What makes you passionate?
This is one the question I always asked when I interviewed for new consultants during the University hiring process at Accenture. While many of them had graduate degrees and MBA’s this single question often threw candidates off.
Clearly this wasn’t my intent.
My objective was to unearth the things that made them passionate in their lives. Things that got them excited and captured their imaginations.
What I was looking for was the intangible excitement that passion can drive.
I believe it’s also one of the things in life you can’t teach someone. Either you’re passionate about something or you’re not! There is no middle ground on this topic.
Not that I wasn’t looking for a specific answer, cos’ there is no right or wrong when you discover someone’s passion. What I was looking for was the light in the candidates eyes when they spoke about their passion.
You know the one – where you can feel the electricity coursing through the person as they tell you about what they love to do most.
Unfortunately for many candidates this concept was beyond them and often asked me to repeat my question. It became very clear based on the response who would be my preferred candidate…

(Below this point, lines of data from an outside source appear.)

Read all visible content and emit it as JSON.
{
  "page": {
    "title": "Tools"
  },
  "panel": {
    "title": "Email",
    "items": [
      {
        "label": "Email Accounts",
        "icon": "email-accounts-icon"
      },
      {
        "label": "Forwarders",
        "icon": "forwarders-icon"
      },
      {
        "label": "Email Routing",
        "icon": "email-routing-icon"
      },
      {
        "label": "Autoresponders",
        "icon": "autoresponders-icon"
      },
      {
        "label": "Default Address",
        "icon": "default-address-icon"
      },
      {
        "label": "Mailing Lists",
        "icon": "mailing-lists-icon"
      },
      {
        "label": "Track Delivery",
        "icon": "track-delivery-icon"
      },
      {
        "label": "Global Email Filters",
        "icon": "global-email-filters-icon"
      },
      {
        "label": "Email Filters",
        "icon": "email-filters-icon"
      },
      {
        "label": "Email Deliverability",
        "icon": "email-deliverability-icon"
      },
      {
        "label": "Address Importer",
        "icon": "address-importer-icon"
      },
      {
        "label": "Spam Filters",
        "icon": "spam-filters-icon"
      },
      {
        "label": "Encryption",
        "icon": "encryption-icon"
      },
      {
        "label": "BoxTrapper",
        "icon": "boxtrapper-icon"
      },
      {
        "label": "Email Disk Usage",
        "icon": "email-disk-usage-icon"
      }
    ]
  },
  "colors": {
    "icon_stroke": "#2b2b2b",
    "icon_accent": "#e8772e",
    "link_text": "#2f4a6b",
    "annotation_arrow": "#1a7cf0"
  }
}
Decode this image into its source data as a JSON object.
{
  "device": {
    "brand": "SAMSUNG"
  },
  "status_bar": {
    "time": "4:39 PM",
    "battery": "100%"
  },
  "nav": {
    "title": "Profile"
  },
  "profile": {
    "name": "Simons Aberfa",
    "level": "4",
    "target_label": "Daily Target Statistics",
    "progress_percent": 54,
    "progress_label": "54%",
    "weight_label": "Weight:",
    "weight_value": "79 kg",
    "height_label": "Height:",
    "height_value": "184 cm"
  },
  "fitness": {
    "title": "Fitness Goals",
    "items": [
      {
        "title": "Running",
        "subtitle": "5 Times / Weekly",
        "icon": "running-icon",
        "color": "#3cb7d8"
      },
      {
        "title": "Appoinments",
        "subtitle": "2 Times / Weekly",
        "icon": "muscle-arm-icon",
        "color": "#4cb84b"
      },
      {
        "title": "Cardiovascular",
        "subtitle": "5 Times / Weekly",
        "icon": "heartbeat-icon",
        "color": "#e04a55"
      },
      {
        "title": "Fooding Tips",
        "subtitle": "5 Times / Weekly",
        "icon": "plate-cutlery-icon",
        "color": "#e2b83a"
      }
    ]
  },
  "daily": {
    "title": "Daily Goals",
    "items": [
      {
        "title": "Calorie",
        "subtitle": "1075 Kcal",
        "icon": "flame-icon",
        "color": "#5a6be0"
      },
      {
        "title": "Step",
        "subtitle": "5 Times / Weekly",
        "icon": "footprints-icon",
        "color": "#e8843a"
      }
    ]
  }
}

I was seeking energy, excitement and ultimately moldability!
Harnessing someone’s energy and passion through coaching and opportunities is much easier when these traits are already present. My experience has shown me over the years that these folks are the ones that will do more than just color by numbers and do what they’re told.
They’ll take initiative and take chances to constantly improve and delivery their best work. These are the people that will back themself in with self belief and do whatever it takes to get the job done to the best of their abilities.
These are my people!
Don’t worry we still hired some of the other folks because you need a balance of pragmatic team members who aren’t the same as you to provide some sort of equilibrium to the team structure.
This simple question told me a lot about each candidate. Not only by the answer they gave but also by their body language and energy level…
Now some of you might think this approach is simplistic and naive.
Especially given that the word “passion” when connected to work seems to be out of fashion. I guess that’s what happens when the pendulum swings too far the other way and the concept of passion is seen as not being serious in the world of business.
Now remember that all of the candidates that I interviewed had an advanced degree or honours undergraduate. Many of them with incredible grade point averages, spoke multiple languages, and had a list of accomplishments as long as my arm, but I was looking for the intangible “spark”.
That little something that potentially, if coached and supported in the right manner could propel them and their career.
For me energy and passion go hand in hand.
They signify something special, and something that is impossible to teach, but if harnessed in the right way can be incredible.
I know this is likely not the script that the majority of hiring managers follow, but for me it’s been a successful blueprint in hiring over the years. It also enables me to get to know the candidate outside their resume.
Often we look at employees as just that, and not as work colleagues with a life outside of work. A life that is often rich and diverse, yet we only see such a slight sliver of during our interaction.
Building a relationship beyond the day to day work and connecting on another plane is important to understand what motivates and interests your colleagues. It also unearths talents, skills and capabilities that we often don’t see in the workplace.
As an example, a couple of years ago I worked with a project manager who to the outside world was just that. A competent and hard working project manager.
However, what I soon discovered after joining the company was that he was passionate about film making and had directed a number of short films, in fact one of his films was showcased at the Berlin Film Festival, and another at the Los Angeles Film Festival.
Tapping into his creativity on more that just project management changed the game in terms of broadening his role.
However to discover these hidden interests, we need to spend the time talking. As always, at some point I always throw in the simple question – what makes you passionate? Such a range of topics and interests, and from this I always learn something new.
It also allows me build a broader relationship other than just work related which is great for both of us.
If you were hiring and you could ask one question what would yours have been?
Until next week